> **What the task requires**
What is needed is an exact copy of every entry below, minus the images.

Dataset rows describing interfaces
* * * * * * * * *

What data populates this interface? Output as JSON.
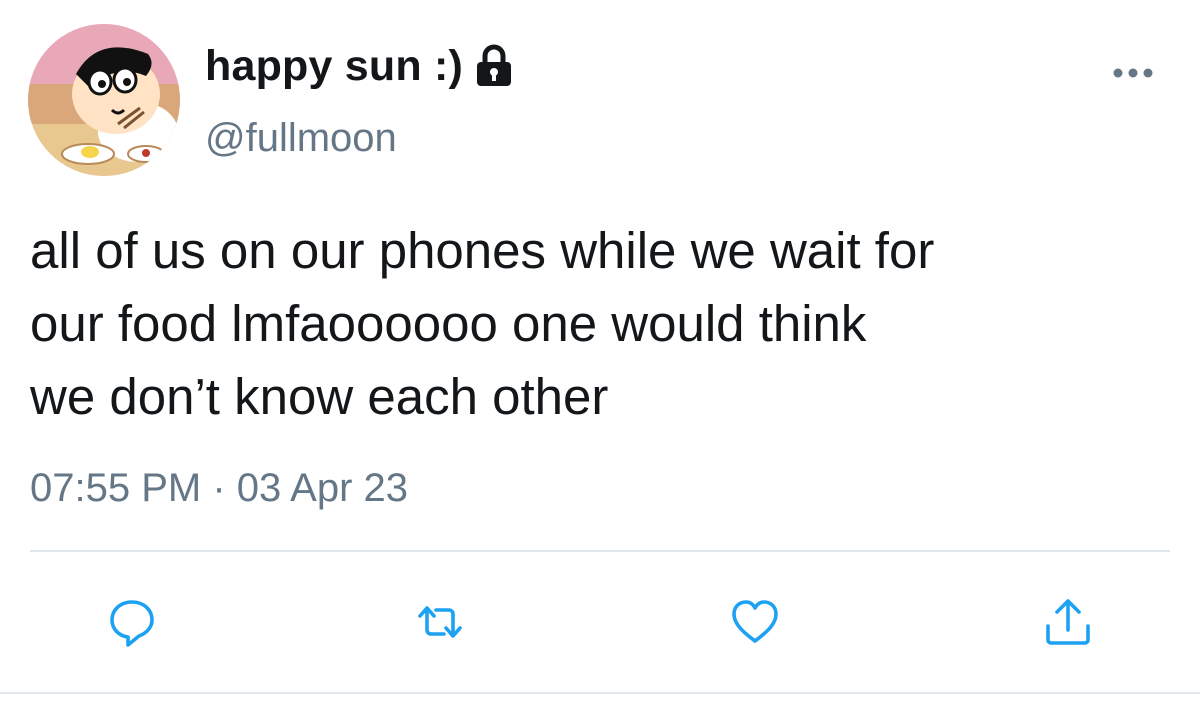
{
  "tweet": {
    "display_name": "happy sun :)",
    "handle": "@fullmoon",
    "text_lines": [
      "all of us on our phones while we wait for",
      "our food lmfaoooooo one would think",
      "we don’t know each other"
    ],
    "timestamp": "07:55 PM · 03 Apr 23"
  },
  "icons": {
    "avatar": "avatar-image",
    "verified_or_protected": "lock-icon",
    "more": "more-horizontal-icon",
    "reply": "reply-icon",
    "retweet": "retweet-icon",
    "like": "heart-icon",
    "share": "share-icon"
  },
  "colors": {
    "text": "#14171a",
    "secondary_text": "#657786",
    "action_icon": "#1da1f2",
    "divider": "#e1e8ed"
  }
}
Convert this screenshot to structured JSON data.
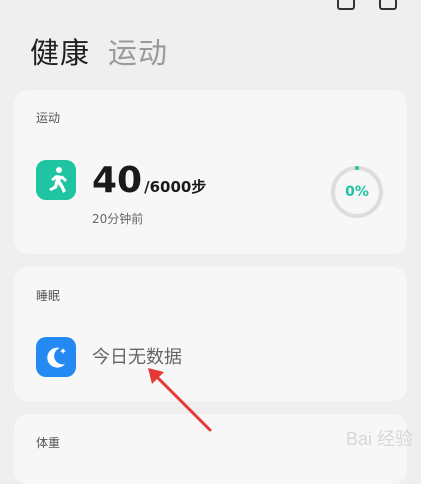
{
  "header": {
    "active_tab": "健康",
    "inactive_tab": "运动"
  },
  "exercise_card": {
    "title": "运动",
    "icon": "running-person-icon",
    "icon_color": "#1fc4a2",
    "steps": "40",
    "goal": "/6000步",
    "updated": "20分钟前",
    "progress_text": "0%",
    "progress_fraction": 0
  },
  "sleep_card": {
    "title": "睡眠",
    "icon": "moon-icon",
    "icon_color": "#2489f2",
    "status": "今日无数据"
  },
  "weight_card": {
    "title": "体重"
  },
  "annotation": {
    "arrow_color": "#e53935"
  },
  "watermark": {
    "text": "Bai 经验"
  }
}
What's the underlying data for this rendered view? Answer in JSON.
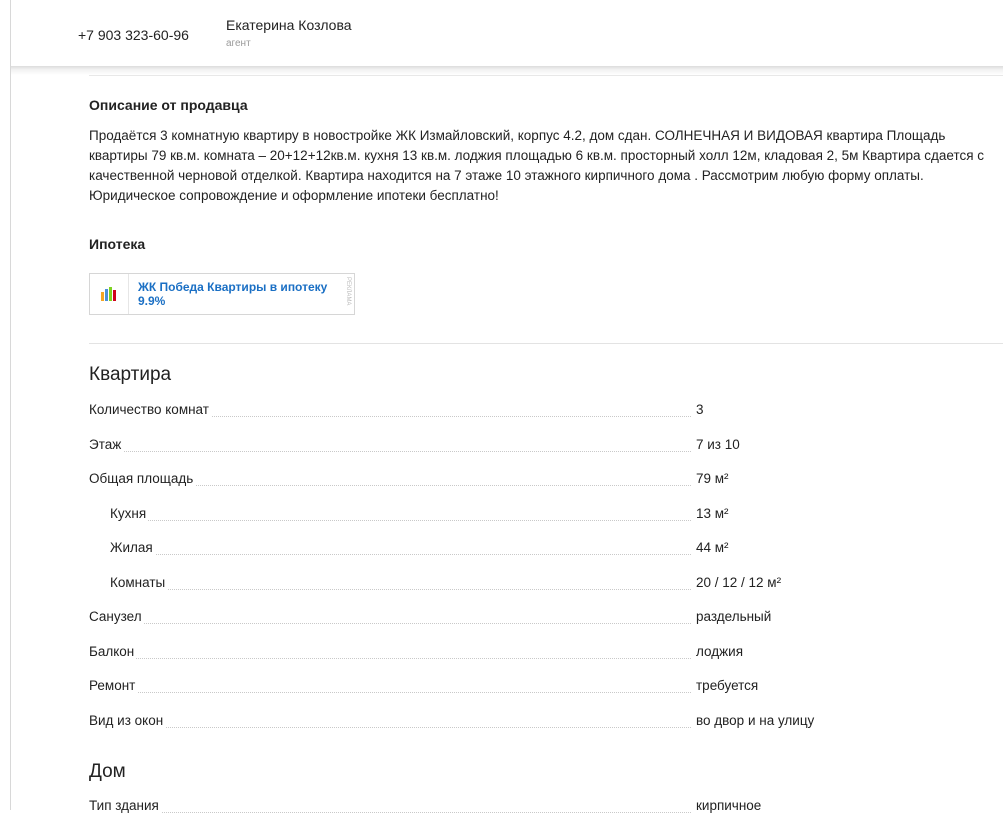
{
  "header": {
    "phone": "+7 903 323-60-96",
    "agent_name": "Екатерина Козлова",
    "agent_role": "агент"
  },
  "description": {
    "title": "Описание от продавца",
    "text": "Продаётся 3 комнатную квартиру в новостройке ЖК Измайловский, корпус 4.2, дом сдан. СОЛНЕЧНАЯ И ВИДОВАЯ квартира Площадь квартиры 79 кв.м. комната – 20+12+12кв.м. кухня 13 кв.м. лоджия площадью 6 кв.м. просторный холл 12м, кладовая 2, 5м Квартира сдается с качественной черновой отделкой. Квартира находится на 7 этаже 10 этажного кирпичного дома . Рассмотрим любую форму оплаты. Юридическое сопровождение и оформление ипотеки бесплатно!"
  },
  "mortgage": {
    "title": "Ипотека",
    "ad_text": "ЖК Победа Квартиры в ипотеку 9.9%",
    "ad_label": "РЕКЛАМА",
    "logo_colors": [
      "#f5a623",
      "#4a90d9",
      "#7ed321",
      "#d0021b"
    ]
  },
  "apartment": {
    "title": "Квартира",
    "rows": [
      {
        "label": "Количество комнат",
        "value": "3"
      },
      {
        "label": "Этаж",
        "value": "7 из 10"
      },
      {
        "label": "Общая площадь",
        "value": "79 м²"
      },
      {
        "label": "Кухня",
        "value": "13 м²"
      },
      {
        "label": "Жилая",
        "value": "44 м²"
      },
      {
        "label": "Комнаты",
        "value": "20 / 12 / 12 м²"
      },
      {
        "label": "Санузел",
        "value": "раздельный"
      },
      {
        "label": "Балкон",
        "value": "лоджия"
      },
      {
        "label": "Ремонт",
        "value": "требуется"
      },
      {
        "label": "Вид из окон",
        "value": "во двор и на улицу"
      }
    ]
  },
  "house": {
    "title": "Дом",
    "rows": [
      {
        "label": "Тип здания",
        "value": "кирпичное"
      }
    ]
  }
}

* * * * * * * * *

> **Exercise answer**
What data populates this interface? Output as JSON.
{
  "tweet": {
    "display_name": "happy sun :)",
    "handle": "@fullmoon",
    "text_lines": [
      "all of us on our phones while we wait for",
      "our food lmfaoooooo one would think",
      "we don’t know each other"
    ],
    "timestamp": "07:55 PM · 03 Apr 23"
  },
  "icons": {
    "avatar": "avatar-image",
    "verified_or_protected": "lock-icon",
    "more": "more-horizontal-icon",
    "reply": "reply-icon",
    "retweet": "retweet-icon",
    "like": "heart-icon",
    "share": "share-icon"
  },
  "colors": {
    "text": "#14171a",
    "secondary_text": "#657786",
    "action_icon": "#1da1f2",
    "divider": "#e1e8ed"
  }
}
Convert this screenshot to structured JSON data.
{
  "header": {
    "active_tab": "健康",
    "inactive_tab": "运动"
  },
  "exercise_card": {
    "title": "运动",
    "icon": "running-person-icon",
    "icon_color": "#1fc4a2",
    "steps": "40",
    "goal": "/6000步",
    "updated": "20分钟前",
    "progress_text": "0%",
    "progress_fraction": 0
  },
  "sleep_card": {
    "title": "睡眠",
    "icon": "moon-icon",
    "icon_color": "#2489f2",
    "status": "今日无数据"
  },
  "weight_card": {
    "title": "体重"
  },
  "annotation": {
    "arrow_color": "#e53935"
  },
  "watermark": {
    "text": "Bai 经验"
  }
}
What's the underlying data for this rendered view? Answer in JSON.
{
  "header": {
    "phone": "+7 903 323-60-96",
    "agent_name": "Екатерина Козлова",
    "agent_role": "агент"
  },
  "description": {
    "title": "Описание от продавца",
    "text": "Продаётся 3 комнатную квартиру в новостройке ЖК Измайловский, корпус 4.2, дом сдан. СОЛНЕЧНАЯ И ВИДОВАЯ квартира Площадь квартиры 79 кв.м. комната – 20+12+12кв.м. кухня 13 кв.м. лоджия площадью 6 кв.м. просторный холл 12м, кладовая 2, 5м Квартира сдается с качественной черновой отделкой. Квартира находится на 7 этаже 10 этажного кирпичного дома . Рассмотрим любую форму оплаты. Юридическое сопровождение и оформление ипотеки бесплатно!"
  },
  "mortgage": {
    "title": "Ипотека",
    "ad_text": "ЖК Победа Квартиры в ипотеку 9.9%",
    "ad_label": "РЕКЛАМА",
    "logo_colors": [
      "#f5a623",
      "#4a90d9",
      "#7ed321",
      "#d0021b"
    ]
  },
  "apartment": {
    "title": "Квартира",
    "rows": [
      {
        "label": "Количество комнат",
        "value": "3"
      },
      {
        "label": "Этаж",
        "value": "7 из 10"
      },
      {
        "label": "Общая площадь",
        "value": "79 м²"
      },
      {
        "label": "Кухня",
        "value": "13 м²"
      },
      {
        "label": "Жилая",
        "value": "44 м²"
      },
      {
        "label": "Комнаты",
        "value": "20 / 12 / 12 м²"
      },
      {
        "label": "Санузел",
        "value": "раздельный"
      },
      {
        "label": "Балкон",
        "value": "лоджия"
      },
      {
        "label": "Ремонт",
        "value": "требуется"
      },
      {
        "label": "Вид из окон",
        "value": "во двор и на улицу"
      }
    ]
  },
  "house": {
    "title": "Дом",
    "rows": [
      {
        "label": "Тип здания",
        "value": "кирпичное"
      }
    ]
  }
}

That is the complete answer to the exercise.